### Exercise brief
All of the records are to be copied out exactly, with nothing left out.

(Excerpts from an interface dataset)
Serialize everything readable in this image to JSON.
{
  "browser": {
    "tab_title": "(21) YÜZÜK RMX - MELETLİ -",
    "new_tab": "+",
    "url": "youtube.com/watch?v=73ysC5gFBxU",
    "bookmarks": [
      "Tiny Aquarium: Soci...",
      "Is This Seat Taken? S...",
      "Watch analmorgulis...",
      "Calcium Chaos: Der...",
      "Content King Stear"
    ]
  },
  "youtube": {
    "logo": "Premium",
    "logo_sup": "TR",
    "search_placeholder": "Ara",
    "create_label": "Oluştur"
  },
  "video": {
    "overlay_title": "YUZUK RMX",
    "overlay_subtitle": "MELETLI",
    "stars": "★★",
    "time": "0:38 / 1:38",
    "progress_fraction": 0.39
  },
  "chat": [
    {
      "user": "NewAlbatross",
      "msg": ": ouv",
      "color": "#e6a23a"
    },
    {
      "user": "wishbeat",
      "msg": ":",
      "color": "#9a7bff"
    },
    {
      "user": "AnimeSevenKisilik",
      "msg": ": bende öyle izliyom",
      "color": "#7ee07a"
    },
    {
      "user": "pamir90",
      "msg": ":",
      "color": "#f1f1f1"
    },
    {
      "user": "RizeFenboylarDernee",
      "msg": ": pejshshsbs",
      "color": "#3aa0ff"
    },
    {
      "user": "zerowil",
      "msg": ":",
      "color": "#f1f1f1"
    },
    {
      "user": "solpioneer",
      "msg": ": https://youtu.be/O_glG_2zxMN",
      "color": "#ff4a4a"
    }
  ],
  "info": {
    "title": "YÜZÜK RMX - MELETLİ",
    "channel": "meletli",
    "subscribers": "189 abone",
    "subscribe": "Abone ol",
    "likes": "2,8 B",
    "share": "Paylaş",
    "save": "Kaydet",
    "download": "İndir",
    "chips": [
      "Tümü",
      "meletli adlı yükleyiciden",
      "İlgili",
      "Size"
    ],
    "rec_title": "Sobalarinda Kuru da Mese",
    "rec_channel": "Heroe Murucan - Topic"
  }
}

### Result for this exercise
Serialize everything readable in this image to JSON.
{
  "browser": {
    "tab_title": "(21) YÜZÜK RMX - MELETLİ -",
    "new_tab": "+",
    "url": "youtube.com/watch?v=73ysC5gFBxU",
    "bookmarks": [
      "Tiny Aquarium: Soci...",
      "Is This Seat Taken? S...",
      "Watch analmorgulis...",
      "Calcium Chaos: Der...",
      "Content King Stear"
    ]
  },
  "youtube": {
    "logo": "Premium",
    "logo_sup": "TR",
    "search_placeholder": "Ara",
    "create_label": "Oluştur"
  },
  "video": {
    "overlay_title": "YUZUK RMX",
    "overlay_subtitle": "MELETLI",
    "stars": "★★",
    "time": "0:38 / 1:38",
    "progress_fraction": 0.39
  },
  "chat": [
    {
      "user": "NewAlbatross",
      "msg": ": ouv",
      "color": "#e6a23a"
    },
    {
      "user": "wishbeat",
      "msg": ":",
      "color": "#9a7bff"
    },
    {
      "user": "AnimeSevenKisilik",
      "msg": ": bende öyle izliyom",
      "color": "#7ee07a"
    },
    {
      "user": "pamir90",
      "msg": ":",
      "color": "#f1f1f1"
    },
    {
      "user": "RizeFenboylarDernee",
      "msg": ": pejshshsbs",
      "color": "#3aa0ff"
    },
    {
      "user": "zerowil",
      "msg": ":",
      "color": "#f1f1f1"
    },
    {
      "user": "solpioneer",
      "msg": ": https://youtu.be/O_glG_2zxMN",
      "color": "#ff4a4a"
    }
  ],
  "info": {
    "title": "YÜZÜK RMX - MELETLİ",
    "channel": "meletli",
    "subscribers": "189 abone",
    "subscribe": "Abone ol",
    "likes": "2,8 B",
    "share": "Paylaş",
    "save": "Kaydet",
    "download": "İndir",
    "chips": [
      "Tümü",
      "meletli adlı yükleyiciden",
      "İlgili",
      "Size"
    ],
    "rec_title": "Sobalarinda Kuru da Mese",
    "rec_channel": "Heroe Murucan - Topic"
  }
}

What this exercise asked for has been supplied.